    Giant Step is an interdisciplinary site-specific artwork celebrating Neil Armstrong’s first step on the moon. It addresses the question: Can the tools of science become the tools of art? Created simultaneously on July 21, 2019, at two locations: The Cote d'Azur Observatory's Lunar Laser-Ranging Station, high above the French Riviera on the Plateau de Calern, and the Dwingeloo Radio Observatory in The Netherlands. At 02:56:15 UTC, precisely the time of Armstrong's first step on the Moon, a powerful green laser beam, targeted the Moon from the Cote d'Azur Observatory's Lunar Laser-Ranging Station, carrying Armstrong's acclaimed words: "That’s one small step for man, one giant leap for mankind" in Morse code. This was the first time in the 35-year history of the observatory that a laser beam from their location carried a message to the Apollo 11 retroreflector. At the same time, an Earth-Moon-Earth (EME), or Moonbounce, transmitted and reflected additional information about Neil Armstrong to the lunar surface from the Dwingeloo Radio Observatory. During research going into Giant Step that began in 2015, the author made an interesting and unexpected discovery in the Apollo Archives at NASA HQ; a 2-D Electrocardiogram (EKG) of Neil Armstrong’s heartbeat as he took his first step on the lunar surface.  Was there music in that EKG? Dr. Ryan Compton, whose specialty is the sonification of data, and who is currently employed by Google, was engaged. Utilizing the 2-D EKG, Dr. Compton created a two-minute single tone from the Armstrong EKG. This two-minute tone was then given to Roberto Miranda, Los Angeles jazz double-bassist and UCLA professor. Jazz was decided upon as its improvisation is an element that sets it apart from other forms of music. For Giant Step, Miranda recorded two improvised tracks over Compton’s single EKG tone along with Neil Armstrong’s acclaimed words: ”That’s one small step for man, one giant leap for mankind.” In 2019, Dr. Compton created a heartbeat sound for Neil Armstrong's EKG. While the Apollo 11 Moon landing was a historic first for America, Neil Armstrong's setting foot on the lunar service and his words were meant for all of humankind.
    Abstract document


    Manuscript document

    IAC-19,E5,3,7,x50497.pdf (🔒 authorized access only).

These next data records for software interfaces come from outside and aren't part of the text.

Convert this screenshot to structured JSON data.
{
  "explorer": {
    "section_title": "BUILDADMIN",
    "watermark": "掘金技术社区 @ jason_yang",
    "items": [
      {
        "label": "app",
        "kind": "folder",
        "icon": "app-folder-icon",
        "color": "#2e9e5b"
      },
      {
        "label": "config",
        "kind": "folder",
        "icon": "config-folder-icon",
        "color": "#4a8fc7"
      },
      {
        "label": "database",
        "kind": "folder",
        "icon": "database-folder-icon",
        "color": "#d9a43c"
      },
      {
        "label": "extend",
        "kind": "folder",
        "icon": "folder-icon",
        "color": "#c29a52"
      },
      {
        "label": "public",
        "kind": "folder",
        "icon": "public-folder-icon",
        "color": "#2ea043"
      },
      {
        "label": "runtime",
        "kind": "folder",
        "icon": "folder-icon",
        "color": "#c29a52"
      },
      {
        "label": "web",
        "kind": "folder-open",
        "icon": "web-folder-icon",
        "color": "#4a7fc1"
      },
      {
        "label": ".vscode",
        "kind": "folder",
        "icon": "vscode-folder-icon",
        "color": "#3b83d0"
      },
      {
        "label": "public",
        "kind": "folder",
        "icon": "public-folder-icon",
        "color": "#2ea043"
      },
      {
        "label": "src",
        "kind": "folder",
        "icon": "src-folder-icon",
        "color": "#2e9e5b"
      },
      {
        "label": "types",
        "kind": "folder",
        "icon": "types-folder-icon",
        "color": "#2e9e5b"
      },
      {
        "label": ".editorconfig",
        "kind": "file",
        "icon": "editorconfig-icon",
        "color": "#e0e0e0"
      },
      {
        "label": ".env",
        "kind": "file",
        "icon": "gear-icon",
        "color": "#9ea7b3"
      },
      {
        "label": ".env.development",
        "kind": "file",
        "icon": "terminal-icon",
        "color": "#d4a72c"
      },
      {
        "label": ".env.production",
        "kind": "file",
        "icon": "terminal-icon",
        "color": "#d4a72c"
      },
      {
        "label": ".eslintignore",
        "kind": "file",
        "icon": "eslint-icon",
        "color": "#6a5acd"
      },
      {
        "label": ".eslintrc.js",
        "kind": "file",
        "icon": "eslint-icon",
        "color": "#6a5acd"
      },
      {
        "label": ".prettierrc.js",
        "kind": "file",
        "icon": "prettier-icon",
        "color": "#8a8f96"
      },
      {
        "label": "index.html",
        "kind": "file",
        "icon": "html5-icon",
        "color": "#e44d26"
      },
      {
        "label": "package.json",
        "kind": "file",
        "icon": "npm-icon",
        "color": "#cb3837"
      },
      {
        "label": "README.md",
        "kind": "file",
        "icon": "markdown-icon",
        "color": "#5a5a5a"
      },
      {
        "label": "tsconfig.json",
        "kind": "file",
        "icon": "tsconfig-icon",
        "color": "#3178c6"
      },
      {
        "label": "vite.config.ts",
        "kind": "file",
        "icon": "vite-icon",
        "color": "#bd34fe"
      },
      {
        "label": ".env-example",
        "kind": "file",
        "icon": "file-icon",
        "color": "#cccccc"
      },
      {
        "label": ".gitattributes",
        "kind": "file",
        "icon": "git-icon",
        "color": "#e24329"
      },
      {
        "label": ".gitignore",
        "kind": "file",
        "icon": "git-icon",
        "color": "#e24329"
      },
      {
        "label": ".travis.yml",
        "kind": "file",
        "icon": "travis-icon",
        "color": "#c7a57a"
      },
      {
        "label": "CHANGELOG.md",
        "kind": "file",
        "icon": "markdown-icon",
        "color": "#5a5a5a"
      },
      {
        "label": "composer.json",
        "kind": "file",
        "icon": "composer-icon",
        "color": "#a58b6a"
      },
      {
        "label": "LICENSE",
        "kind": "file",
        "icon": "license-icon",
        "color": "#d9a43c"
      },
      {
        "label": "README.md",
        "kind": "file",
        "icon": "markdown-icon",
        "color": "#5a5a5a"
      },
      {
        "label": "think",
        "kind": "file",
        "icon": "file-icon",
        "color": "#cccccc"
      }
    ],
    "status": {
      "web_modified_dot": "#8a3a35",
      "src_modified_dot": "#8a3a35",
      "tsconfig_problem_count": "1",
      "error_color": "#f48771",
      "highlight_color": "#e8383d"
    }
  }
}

    To get the manuscript, please contact IAF Secretariat.